Return all lines in the data where the string "Republic" can be found.
Provided records section start
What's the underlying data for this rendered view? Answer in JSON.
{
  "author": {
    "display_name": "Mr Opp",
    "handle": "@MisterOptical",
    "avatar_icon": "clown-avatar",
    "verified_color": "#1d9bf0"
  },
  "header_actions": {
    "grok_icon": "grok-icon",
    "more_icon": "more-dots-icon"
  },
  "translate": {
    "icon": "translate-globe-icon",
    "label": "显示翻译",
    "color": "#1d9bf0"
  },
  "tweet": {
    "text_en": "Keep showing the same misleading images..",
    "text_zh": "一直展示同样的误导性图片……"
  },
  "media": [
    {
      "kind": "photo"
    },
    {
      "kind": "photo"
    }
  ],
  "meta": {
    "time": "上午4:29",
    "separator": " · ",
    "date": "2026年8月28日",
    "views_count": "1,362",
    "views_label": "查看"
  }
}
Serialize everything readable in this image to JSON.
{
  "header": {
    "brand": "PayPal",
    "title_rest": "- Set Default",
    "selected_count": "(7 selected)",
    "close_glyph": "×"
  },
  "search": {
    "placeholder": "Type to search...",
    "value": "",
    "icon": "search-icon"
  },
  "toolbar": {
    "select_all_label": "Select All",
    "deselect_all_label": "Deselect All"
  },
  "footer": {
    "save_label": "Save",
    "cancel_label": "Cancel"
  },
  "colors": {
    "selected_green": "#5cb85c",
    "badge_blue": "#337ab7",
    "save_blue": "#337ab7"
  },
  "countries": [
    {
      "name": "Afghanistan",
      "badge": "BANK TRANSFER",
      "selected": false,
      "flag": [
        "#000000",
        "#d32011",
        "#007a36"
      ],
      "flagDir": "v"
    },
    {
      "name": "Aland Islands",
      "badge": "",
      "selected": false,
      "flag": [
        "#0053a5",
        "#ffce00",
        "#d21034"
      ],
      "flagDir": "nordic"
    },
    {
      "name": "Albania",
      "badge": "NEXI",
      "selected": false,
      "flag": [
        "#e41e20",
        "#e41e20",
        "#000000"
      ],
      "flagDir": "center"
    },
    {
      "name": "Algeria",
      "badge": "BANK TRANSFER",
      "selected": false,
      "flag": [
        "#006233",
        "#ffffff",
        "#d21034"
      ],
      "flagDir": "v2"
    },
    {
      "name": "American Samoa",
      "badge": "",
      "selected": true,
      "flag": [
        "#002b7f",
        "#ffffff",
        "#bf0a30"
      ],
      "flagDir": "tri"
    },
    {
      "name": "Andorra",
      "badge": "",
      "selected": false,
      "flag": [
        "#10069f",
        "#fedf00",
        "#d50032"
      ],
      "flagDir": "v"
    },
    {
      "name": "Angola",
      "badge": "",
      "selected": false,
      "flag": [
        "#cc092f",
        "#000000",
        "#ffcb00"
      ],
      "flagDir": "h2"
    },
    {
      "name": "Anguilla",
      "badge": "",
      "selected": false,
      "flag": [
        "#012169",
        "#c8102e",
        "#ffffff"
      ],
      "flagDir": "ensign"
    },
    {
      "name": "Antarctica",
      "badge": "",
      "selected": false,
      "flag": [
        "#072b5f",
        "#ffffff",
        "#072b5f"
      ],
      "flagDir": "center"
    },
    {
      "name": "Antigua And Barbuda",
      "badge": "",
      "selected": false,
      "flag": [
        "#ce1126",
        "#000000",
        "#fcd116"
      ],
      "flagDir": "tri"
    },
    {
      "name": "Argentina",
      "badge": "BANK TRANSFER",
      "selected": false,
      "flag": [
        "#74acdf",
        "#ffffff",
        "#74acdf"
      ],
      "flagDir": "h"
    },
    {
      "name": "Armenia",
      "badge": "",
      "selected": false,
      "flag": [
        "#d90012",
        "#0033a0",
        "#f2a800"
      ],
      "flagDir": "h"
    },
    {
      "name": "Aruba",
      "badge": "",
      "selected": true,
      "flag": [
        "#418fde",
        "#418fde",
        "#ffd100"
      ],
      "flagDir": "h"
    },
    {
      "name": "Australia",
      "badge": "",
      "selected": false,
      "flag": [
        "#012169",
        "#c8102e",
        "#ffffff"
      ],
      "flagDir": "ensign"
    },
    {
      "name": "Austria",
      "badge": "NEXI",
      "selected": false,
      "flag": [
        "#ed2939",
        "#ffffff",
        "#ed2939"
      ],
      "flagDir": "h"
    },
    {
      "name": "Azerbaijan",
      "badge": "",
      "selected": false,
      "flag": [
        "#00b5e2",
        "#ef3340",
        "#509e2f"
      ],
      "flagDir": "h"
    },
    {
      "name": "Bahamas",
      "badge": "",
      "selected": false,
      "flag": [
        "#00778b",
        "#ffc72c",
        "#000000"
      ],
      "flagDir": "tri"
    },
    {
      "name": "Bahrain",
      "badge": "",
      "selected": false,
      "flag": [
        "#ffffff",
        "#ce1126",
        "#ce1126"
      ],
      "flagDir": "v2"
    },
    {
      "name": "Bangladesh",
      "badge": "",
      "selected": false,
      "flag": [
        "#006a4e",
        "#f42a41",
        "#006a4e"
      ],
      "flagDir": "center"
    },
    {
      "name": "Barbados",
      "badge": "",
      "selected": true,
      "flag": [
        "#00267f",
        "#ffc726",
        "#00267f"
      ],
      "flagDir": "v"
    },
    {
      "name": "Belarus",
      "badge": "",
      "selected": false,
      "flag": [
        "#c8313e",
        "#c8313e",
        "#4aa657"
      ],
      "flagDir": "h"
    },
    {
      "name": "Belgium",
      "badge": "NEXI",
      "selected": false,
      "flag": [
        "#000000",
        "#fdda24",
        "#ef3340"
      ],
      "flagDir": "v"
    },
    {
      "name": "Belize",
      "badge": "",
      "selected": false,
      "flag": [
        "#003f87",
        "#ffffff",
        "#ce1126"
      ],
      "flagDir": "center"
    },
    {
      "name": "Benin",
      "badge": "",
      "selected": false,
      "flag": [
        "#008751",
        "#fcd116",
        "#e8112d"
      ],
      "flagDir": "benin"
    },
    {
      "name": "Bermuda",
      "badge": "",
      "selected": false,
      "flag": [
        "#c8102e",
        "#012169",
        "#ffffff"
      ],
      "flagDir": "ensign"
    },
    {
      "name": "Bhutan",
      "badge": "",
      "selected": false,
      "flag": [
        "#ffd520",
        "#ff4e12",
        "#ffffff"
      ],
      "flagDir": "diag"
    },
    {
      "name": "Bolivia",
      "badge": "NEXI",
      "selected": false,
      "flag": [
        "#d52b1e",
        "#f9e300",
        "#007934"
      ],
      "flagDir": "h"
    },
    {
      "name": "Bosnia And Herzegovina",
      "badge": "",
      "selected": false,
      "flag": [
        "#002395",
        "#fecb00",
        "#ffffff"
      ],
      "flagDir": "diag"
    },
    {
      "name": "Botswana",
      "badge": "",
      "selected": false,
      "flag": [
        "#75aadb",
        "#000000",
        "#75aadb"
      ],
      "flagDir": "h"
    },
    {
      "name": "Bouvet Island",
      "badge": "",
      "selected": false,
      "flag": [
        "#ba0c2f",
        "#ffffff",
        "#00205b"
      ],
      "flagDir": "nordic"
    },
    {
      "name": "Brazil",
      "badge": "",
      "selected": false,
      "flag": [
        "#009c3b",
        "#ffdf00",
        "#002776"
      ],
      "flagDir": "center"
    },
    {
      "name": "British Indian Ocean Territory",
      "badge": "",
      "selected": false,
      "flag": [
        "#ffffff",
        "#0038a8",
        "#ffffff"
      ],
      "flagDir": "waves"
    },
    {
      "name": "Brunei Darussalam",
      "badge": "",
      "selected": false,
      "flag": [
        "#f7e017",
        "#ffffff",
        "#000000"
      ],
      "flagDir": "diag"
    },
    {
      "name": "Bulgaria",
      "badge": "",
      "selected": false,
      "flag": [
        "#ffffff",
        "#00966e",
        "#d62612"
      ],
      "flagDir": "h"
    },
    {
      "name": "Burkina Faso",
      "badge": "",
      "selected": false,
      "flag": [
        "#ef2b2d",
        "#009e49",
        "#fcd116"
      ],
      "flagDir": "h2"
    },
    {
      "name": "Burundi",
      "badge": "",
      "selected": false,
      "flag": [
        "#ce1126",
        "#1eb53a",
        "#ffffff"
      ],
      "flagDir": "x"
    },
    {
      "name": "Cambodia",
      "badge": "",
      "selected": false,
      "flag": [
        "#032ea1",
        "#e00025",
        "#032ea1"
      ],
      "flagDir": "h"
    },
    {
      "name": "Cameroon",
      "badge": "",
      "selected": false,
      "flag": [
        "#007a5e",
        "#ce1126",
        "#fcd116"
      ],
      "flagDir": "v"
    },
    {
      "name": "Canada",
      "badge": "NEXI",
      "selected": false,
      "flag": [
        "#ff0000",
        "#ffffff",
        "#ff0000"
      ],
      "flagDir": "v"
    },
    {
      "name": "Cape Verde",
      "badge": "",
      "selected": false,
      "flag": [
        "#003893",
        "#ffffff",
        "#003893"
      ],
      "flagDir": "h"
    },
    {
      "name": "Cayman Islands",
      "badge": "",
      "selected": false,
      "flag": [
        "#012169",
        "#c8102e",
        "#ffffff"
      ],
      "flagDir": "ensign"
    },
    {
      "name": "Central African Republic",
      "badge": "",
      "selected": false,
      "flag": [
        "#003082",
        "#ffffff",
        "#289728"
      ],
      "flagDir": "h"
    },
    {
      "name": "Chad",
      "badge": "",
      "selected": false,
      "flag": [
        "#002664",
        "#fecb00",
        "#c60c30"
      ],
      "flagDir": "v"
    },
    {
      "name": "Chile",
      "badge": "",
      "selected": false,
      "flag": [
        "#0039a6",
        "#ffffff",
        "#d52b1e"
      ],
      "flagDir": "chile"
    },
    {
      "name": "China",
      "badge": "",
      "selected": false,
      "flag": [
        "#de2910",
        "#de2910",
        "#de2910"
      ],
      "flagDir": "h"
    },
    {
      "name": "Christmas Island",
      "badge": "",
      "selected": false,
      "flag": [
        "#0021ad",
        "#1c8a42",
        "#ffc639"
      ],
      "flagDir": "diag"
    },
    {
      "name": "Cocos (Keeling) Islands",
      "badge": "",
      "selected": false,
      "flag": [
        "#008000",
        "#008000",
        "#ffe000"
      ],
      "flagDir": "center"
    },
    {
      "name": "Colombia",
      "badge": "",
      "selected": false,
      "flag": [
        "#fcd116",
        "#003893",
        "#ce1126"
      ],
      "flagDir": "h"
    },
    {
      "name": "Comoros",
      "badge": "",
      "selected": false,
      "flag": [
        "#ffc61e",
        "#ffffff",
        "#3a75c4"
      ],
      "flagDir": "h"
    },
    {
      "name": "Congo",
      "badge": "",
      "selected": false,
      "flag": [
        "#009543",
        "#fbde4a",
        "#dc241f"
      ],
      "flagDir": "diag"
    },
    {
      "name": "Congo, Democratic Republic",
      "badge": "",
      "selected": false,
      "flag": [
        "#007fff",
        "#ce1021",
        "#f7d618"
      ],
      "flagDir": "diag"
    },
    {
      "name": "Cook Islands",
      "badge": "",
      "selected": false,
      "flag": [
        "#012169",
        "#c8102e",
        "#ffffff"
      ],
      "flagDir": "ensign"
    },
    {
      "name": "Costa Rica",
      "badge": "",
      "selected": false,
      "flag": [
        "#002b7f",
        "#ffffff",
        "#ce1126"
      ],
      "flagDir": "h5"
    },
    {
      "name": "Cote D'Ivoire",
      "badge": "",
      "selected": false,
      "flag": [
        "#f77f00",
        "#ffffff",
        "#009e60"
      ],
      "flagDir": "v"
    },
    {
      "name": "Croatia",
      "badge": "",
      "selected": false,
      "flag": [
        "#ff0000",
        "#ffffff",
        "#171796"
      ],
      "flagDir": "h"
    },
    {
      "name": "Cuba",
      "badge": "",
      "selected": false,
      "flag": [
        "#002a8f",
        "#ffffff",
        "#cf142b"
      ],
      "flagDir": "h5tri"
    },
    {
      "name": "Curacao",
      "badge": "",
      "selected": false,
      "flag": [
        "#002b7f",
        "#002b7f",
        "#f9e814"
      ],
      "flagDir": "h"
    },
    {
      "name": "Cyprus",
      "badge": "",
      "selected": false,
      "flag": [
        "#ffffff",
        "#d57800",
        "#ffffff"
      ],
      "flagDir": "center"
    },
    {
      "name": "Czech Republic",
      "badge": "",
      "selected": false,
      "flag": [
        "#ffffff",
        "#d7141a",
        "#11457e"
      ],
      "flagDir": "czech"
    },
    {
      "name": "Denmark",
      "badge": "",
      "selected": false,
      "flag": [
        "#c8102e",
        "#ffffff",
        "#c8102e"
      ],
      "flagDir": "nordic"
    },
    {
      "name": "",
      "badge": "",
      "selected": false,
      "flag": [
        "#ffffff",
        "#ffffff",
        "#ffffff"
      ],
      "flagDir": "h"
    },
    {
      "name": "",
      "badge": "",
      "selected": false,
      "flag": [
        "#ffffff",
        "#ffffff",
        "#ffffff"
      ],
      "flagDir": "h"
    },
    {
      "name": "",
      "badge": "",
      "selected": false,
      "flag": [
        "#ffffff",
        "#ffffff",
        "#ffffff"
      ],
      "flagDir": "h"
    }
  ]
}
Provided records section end
▶ Response
      "name": "Central African Republic",
      "name": "Congo, Democratic Republic",
      "name": "Czech Republic",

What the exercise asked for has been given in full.